Alternatives to the former Fannie Mae HomePath mortgage depend on what kind of loan a consumer needs, but a viable option is an FHA loan, explains Amerifirst Home Mortgage. Some programs and loans help first-time homebuyers or those purchasing a foreclosed home, while others provide financing for home improvements.
Options for financing a home purchase include mortgages guaranteed by the Federal Housing Administration, loans guaranteed by the United States Department of Agriculture for their Rural Development program, and conventional mortgages, states Amerifirst Home Mortgage. In the first two options, private lenders provide the financing, and the federal government insures the loans, allowing the lenders to approve consumers who might not otherwise qualify for loans. Consumers must meet certain requirements to apply for these mortgages, such as buying a home for the first time or buying the home in certain areas. Should a home buyer prefer a conventional mortgage, some lenders may offer mortgages with the same low down payment requirement as the FHA program.
As of 2015, consumers with a home improvement project may apply for a 203k loan insured by the FHA, according to Amerifirst Home Mortgage. They can also refinance their home to tap into the equity.
Fannie Mae, or the Federal National Mortgage Association, is a government-sponsored enterprise that supplies home loans, says SFGate.
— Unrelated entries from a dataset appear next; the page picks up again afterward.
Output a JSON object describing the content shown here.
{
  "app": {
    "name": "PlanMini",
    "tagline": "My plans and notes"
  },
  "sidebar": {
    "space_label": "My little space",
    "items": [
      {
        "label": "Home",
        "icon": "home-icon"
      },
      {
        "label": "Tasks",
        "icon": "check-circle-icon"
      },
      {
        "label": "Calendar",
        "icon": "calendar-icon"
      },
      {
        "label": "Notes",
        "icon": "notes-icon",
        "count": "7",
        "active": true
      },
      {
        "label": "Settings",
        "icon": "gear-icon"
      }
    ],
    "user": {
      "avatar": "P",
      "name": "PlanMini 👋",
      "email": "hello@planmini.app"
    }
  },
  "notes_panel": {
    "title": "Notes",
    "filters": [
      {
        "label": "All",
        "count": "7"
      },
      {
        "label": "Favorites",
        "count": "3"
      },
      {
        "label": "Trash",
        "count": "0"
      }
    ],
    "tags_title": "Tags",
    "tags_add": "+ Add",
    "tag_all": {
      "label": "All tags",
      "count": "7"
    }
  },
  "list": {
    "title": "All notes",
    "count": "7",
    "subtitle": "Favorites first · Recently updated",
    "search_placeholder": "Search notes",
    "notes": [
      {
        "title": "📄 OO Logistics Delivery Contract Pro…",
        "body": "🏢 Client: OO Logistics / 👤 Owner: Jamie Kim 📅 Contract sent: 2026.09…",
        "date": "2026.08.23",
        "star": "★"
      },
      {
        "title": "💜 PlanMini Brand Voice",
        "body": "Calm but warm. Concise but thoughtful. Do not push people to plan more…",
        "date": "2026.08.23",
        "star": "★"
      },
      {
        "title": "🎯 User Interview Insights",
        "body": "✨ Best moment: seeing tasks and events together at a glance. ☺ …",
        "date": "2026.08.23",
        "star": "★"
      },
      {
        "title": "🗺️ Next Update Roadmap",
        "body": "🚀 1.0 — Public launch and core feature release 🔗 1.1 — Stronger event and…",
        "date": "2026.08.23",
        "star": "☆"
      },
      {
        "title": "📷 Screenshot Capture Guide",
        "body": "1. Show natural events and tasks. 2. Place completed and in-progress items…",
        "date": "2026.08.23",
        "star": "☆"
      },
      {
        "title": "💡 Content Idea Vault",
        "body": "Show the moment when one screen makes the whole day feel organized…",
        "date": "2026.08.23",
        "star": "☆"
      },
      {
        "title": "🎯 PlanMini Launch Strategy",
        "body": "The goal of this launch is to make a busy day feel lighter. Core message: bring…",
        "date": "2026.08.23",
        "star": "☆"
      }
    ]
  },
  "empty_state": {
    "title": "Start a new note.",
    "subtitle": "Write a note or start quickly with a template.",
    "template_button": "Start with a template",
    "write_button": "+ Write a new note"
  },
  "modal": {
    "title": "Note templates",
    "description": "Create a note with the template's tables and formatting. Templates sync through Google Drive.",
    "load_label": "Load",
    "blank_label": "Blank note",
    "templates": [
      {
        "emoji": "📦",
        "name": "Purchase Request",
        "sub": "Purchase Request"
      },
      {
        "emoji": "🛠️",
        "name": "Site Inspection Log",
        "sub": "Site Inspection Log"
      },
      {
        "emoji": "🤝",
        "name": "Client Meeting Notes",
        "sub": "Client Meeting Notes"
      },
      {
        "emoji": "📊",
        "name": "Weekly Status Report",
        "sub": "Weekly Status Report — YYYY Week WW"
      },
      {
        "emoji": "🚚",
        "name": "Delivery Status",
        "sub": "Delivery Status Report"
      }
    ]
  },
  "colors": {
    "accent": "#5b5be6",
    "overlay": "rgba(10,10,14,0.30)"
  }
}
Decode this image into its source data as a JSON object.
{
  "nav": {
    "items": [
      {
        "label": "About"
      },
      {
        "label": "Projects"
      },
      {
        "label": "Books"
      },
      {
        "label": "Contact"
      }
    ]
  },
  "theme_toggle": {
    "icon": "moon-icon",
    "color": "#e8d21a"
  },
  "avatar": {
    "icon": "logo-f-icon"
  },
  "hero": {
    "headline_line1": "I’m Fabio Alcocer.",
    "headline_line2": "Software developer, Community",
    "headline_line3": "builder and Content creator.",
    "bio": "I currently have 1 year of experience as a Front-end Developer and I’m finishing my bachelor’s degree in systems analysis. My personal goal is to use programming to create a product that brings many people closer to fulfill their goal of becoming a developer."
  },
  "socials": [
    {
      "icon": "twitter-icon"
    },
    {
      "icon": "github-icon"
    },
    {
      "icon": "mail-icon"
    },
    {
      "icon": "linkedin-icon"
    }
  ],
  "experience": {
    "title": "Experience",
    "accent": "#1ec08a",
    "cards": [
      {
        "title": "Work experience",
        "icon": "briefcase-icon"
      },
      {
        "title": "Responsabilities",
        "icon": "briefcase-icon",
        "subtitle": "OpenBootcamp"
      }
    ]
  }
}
The company ended its HomePath mortgage programs in October of 2014.